(EXTRACTED RECORDS)

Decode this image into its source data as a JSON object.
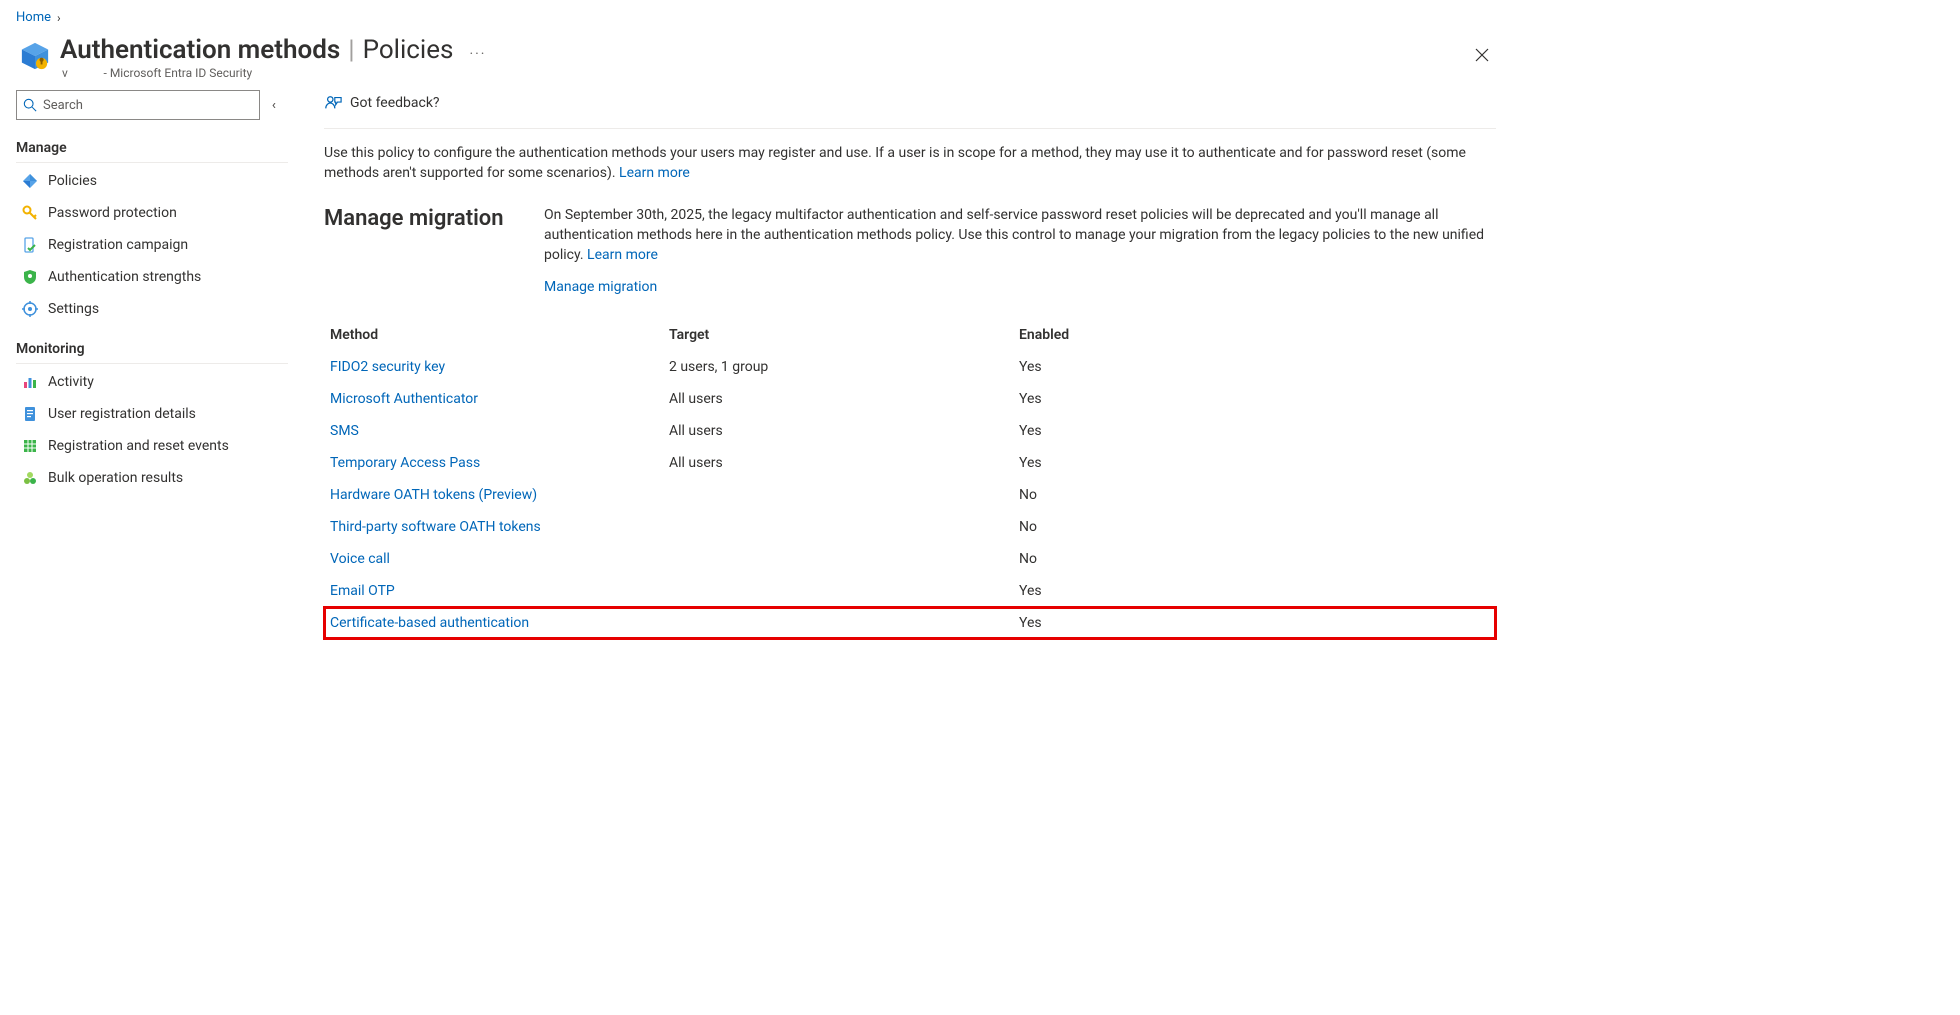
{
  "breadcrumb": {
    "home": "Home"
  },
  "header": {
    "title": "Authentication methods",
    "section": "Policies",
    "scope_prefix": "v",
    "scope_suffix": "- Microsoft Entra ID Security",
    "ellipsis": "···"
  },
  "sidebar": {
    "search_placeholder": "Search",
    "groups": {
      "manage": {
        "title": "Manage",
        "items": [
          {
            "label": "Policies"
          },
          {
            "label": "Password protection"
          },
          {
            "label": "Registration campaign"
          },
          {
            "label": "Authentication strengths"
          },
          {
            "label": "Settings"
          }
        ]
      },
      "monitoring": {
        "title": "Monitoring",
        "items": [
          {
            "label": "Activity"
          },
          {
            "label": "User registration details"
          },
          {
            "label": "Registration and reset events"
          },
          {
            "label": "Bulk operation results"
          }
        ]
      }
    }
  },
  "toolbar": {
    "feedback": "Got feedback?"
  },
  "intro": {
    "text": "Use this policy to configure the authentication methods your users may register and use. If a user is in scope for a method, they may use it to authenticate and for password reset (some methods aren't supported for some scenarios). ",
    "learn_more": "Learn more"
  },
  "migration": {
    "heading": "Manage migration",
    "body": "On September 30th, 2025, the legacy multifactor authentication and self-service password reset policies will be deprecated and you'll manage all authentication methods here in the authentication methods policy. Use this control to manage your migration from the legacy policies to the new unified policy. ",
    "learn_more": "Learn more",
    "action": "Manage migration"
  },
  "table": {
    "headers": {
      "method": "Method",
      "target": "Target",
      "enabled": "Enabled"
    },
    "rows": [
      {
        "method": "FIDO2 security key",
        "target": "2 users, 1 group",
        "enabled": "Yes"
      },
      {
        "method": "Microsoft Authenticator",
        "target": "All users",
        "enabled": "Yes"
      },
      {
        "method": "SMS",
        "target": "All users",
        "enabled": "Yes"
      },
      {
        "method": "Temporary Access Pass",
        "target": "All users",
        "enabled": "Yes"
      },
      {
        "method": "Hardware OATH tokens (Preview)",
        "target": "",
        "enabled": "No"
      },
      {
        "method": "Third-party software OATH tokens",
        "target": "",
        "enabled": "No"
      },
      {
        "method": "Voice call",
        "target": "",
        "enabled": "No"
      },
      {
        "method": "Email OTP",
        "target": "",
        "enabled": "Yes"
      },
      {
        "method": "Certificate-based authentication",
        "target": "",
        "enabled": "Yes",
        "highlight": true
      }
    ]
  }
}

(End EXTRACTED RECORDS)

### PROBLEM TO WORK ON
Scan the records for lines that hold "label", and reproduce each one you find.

### YOUR RESPONSE
            "label": "Policies"
            "label": "Password protection"
            "label": "Registration campaign"
            "label": "Authentication strengths"
            "label": "Settings"
            "label": "Activity"
            "label": "User registration details"
            "label": "Registration and reset events"
            "label": "Bulk operation results"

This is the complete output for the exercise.